The women activists who in 1981 established anti-nuclear, non-violent protest camps near the barbed-wire perimeter fence of a military base in Greenham Common, UK probably
could never have imagined that their protest would remain continuously active for 19 years. (The 96 cruise missiles there were finally de-stationed in 1991, but it wasn’t
until the end of the millennium that the ground was handed back to the public.)
In 1989, in the New Museum in
NYC, Margaret Harrison had their collective ongoing struggle on her mind, even though it was no longer in the press as it had been when tens of thousands had formed a
human chain. As a kind of homage she created the installation Commonland/Greenham (1989). This major work will be the centrepiece of her Berlin solo exhibition ‘PREOCCUPY’ at SILBERKUPPE.
Decorating the high-security

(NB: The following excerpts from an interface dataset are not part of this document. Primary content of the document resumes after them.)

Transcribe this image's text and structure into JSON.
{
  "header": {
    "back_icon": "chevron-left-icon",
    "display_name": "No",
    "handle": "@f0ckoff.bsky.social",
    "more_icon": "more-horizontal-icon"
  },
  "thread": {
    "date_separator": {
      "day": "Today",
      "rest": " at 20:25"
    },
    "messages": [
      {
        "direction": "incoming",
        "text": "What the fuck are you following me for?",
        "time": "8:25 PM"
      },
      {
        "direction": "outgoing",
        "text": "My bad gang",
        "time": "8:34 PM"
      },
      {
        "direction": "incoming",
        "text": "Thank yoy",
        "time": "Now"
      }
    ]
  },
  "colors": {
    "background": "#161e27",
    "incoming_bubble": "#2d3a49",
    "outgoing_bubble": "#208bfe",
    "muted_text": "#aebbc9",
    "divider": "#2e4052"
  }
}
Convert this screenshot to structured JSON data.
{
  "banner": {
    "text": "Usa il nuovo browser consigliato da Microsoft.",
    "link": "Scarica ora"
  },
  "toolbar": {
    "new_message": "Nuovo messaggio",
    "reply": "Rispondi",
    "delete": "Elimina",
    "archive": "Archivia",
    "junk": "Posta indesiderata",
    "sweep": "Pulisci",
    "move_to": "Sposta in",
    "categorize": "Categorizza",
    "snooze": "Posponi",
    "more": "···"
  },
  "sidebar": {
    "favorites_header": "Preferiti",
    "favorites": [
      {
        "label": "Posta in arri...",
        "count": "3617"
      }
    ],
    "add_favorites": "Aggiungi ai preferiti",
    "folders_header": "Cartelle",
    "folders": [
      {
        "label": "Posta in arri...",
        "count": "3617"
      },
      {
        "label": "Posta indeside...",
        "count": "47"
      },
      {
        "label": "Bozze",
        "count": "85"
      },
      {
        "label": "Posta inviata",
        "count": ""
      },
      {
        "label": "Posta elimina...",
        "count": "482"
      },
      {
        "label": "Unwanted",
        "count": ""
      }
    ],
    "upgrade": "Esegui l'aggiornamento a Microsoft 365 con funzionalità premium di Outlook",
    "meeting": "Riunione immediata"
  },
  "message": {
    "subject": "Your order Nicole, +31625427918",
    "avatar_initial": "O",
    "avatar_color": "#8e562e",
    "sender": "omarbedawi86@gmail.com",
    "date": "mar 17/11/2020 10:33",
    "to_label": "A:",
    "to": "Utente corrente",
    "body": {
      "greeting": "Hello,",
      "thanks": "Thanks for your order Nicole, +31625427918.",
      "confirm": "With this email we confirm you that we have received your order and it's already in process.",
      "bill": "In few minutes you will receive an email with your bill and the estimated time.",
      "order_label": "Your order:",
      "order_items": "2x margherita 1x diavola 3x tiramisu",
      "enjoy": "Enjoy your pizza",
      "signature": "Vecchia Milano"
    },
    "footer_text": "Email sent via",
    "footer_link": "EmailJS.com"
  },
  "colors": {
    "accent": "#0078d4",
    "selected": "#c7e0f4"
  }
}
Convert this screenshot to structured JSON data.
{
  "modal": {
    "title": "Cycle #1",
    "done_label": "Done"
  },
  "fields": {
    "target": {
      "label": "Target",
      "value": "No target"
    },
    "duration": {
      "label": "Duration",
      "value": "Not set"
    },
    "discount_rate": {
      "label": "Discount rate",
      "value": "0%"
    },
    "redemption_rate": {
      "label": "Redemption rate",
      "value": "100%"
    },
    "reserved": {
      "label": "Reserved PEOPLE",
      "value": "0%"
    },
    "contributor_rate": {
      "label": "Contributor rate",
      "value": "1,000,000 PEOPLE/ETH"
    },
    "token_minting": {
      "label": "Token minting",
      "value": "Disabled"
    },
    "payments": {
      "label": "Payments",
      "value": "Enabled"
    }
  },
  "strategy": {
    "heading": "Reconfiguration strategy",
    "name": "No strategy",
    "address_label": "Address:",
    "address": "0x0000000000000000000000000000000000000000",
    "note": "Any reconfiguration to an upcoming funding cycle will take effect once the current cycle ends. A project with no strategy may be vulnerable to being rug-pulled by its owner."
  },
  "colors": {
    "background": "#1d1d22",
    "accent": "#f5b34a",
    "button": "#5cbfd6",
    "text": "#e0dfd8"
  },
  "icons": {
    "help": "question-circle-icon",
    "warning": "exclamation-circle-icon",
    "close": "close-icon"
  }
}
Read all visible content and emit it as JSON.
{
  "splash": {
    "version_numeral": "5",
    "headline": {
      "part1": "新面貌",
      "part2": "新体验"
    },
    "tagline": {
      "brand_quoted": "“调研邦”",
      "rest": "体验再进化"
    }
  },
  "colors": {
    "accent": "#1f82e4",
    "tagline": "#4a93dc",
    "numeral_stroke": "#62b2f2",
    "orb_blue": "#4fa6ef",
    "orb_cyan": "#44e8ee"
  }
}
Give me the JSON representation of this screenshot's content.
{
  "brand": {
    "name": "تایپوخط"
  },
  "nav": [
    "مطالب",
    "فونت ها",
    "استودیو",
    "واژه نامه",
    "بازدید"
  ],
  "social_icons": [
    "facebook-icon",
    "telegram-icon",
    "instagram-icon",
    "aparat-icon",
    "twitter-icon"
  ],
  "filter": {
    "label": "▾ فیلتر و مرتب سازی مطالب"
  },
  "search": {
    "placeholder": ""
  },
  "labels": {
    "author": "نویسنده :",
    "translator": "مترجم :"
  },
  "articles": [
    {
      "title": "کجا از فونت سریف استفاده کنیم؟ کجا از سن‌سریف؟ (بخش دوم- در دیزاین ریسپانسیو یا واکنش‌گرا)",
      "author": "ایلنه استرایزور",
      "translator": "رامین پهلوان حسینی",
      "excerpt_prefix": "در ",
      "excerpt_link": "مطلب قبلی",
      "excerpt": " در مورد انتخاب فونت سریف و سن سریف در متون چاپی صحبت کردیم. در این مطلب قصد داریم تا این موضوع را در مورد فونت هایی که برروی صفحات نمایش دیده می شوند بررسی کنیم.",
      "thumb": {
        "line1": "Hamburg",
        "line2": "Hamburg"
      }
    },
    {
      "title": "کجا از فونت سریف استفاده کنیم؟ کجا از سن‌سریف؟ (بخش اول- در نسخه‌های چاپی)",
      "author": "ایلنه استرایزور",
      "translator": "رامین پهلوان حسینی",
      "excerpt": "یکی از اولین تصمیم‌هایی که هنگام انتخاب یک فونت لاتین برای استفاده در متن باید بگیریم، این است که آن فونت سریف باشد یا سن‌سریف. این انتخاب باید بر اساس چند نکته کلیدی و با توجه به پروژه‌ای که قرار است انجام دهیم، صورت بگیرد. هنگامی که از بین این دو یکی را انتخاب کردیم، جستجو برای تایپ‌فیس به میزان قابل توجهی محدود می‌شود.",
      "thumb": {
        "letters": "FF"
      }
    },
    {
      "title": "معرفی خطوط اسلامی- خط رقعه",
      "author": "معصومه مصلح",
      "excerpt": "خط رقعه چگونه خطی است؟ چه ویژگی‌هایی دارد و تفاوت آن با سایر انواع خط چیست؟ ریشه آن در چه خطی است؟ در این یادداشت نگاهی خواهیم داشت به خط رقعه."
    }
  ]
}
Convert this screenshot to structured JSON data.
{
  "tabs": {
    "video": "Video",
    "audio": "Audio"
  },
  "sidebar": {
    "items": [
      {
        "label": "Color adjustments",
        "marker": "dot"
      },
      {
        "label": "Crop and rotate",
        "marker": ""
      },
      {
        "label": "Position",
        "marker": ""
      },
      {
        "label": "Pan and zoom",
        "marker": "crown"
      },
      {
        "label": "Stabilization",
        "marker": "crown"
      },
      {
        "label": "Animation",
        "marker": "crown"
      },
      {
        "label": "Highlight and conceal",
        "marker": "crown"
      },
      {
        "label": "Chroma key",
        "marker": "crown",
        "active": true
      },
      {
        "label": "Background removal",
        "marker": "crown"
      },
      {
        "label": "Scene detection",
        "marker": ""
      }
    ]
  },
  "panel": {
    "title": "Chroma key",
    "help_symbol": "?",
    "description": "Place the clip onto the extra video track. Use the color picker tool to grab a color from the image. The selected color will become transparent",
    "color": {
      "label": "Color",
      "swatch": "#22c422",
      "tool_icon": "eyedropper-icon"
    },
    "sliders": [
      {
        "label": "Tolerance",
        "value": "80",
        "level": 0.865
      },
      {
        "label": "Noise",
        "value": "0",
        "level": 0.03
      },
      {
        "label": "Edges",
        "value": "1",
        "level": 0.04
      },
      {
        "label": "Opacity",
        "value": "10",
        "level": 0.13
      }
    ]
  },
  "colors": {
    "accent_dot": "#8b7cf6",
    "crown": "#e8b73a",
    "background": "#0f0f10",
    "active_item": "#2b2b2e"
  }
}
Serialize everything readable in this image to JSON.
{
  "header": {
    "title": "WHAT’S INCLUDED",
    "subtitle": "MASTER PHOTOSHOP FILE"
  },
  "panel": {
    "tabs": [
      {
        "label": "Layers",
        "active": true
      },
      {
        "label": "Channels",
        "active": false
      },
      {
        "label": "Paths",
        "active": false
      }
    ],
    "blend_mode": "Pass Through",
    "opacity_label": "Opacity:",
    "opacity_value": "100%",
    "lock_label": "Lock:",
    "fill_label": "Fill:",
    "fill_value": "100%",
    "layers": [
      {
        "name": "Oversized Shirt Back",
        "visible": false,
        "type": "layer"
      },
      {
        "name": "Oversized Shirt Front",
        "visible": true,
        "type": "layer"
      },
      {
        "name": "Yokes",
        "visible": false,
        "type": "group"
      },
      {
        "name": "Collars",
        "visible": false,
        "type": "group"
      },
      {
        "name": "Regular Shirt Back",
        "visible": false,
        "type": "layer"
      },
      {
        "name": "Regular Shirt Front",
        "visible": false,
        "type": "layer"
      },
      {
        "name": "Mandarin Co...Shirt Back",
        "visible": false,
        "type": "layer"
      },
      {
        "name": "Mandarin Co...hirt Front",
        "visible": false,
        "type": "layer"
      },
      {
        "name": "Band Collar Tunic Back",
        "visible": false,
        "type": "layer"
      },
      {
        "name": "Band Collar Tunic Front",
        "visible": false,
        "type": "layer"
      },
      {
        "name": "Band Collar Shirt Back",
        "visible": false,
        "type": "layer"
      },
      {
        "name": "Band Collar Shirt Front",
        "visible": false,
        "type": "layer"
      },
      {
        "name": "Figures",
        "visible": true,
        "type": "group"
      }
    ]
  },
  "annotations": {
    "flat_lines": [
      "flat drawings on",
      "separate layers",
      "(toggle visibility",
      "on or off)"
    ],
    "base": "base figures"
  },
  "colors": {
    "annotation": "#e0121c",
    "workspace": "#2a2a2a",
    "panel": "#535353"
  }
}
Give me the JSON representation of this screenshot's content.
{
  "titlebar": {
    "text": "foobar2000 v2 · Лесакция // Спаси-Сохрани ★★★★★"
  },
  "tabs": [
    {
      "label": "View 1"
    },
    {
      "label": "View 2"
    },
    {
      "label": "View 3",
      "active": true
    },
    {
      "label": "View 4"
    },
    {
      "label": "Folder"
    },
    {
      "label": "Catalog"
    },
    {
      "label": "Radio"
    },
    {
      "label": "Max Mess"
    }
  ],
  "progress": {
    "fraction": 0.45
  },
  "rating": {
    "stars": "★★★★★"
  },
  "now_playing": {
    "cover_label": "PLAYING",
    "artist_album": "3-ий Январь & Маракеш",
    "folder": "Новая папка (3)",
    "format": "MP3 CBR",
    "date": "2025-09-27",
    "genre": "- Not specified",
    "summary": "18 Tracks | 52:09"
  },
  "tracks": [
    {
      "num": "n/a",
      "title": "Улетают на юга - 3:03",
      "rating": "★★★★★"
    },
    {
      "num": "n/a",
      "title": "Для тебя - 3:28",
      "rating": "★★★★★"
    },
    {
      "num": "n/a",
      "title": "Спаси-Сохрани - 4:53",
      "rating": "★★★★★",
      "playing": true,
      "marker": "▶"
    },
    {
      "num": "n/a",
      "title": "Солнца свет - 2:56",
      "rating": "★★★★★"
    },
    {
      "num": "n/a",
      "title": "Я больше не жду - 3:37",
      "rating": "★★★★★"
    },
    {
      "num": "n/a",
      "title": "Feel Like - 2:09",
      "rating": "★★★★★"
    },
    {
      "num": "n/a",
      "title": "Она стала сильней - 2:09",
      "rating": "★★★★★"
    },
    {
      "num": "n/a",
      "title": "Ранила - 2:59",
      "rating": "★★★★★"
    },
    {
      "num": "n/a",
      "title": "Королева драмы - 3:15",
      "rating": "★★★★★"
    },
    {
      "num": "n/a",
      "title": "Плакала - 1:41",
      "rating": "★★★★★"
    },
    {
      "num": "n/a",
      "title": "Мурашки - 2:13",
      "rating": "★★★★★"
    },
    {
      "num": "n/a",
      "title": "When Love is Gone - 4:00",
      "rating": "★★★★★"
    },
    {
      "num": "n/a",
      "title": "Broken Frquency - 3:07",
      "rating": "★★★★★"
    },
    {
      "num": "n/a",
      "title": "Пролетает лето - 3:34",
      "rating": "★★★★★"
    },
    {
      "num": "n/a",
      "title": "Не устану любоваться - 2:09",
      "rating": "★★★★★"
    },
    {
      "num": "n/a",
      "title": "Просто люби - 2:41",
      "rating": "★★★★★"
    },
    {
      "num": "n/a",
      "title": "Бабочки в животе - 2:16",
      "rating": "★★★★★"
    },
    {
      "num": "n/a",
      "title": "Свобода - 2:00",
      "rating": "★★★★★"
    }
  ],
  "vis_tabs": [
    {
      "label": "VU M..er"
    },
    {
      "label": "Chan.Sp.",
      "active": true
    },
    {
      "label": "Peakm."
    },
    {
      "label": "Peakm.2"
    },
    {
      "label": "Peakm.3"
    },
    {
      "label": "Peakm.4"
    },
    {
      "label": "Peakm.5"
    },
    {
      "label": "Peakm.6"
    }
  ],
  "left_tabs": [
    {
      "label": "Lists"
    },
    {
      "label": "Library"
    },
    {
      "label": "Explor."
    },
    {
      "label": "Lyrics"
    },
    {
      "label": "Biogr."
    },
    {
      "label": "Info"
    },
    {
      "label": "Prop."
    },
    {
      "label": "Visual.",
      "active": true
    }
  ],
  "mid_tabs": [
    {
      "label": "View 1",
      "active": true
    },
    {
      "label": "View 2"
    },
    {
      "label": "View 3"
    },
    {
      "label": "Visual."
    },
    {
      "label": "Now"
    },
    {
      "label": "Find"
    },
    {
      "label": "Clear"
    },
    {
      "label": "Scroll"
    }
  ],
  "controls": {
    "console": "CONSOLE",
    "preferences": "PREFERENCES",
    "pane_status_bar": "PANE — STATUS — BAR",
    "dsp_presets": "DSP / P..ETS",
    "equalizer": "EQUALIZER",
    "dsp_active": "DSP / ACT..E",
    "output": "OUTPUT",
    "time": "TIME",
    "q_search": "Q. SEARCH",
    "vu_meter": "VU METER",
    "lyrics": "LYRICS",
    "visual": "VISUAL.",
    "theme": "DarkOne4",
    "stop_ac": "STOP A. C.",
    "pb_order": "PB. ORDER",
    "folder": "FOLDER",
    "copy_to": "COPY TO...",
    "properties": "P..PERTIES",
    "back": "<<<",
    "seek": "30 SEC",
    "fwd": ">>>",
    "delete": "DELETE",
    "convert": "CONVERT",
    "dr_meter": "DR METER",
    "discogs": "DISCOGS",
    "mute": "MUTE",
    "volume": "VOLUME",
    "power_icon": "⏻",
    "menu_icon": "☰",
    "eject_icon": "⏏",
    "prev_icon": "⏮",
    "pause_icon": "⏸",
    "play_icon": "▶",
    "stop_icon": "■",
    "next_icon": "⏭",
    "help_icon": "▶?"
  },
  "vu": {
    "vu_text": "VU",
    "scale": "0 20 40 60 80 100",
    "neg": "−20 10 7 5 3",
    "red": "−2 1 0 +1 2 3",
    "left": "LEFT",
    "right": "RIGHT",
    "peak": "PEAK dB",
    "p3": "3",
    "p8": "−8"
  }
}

structure are mementos of domestic and family life. In the air in capital red letters is a quote from Virginia
WE CAN BEST HELP YOU PREVENT WAR
NOT BY REPEATING YOUR WORDS AND FOLLOWING YOUR METHODS
BUT BY FINDING NEW WORDS AND CREATING NEW METHODS.
Harrison is one of the most distinguished feminist artists and cultural activists to emerge out of the UK in the 1970s.
She was one of the founders of the London Women’s Liberation Art Group, the Women’s Artists Group
and the Artists Union.
The Berlin exhibition, whose title
pays tribute to the historical feminist lineage of protest and resistance, includes examples of works from
each of the decades since then to the present day.
Together they address some of her major artist concerns:
the central importance of direct feminist and politicized content and action; the interplay of slogans and text with drawn, painted and photographic images; and the
agitprop use of mixed-media techniques.
In her work Harrison deals not only with the visible political global
hegemony but also the politics of sexuality and gender for instance, in her densely reconceived drawings of Captain America, Superman and other generic figures.
These depictions overturn the normative conventions of
gender and sexuality and entail a critical consideration of the interests of the LGBT community.
This is Harrison’s first solo exhibition in Berlin. In the past her works were included in the NGBK group exhibitions ‘Goodbye London - Radical Art and Politics in the
Seventies’ (2010), and 'Künstlerinnen 1877-1977'(1977).
HARRISON’S WORK SAYS: LOOK LIVELY, KEEP PROTESTING OR AT LEAST KNOW HOW, BITE BACK, RECLAIM THE SPACES OF POWER AND HUMOUR
27 April - 30 June 2012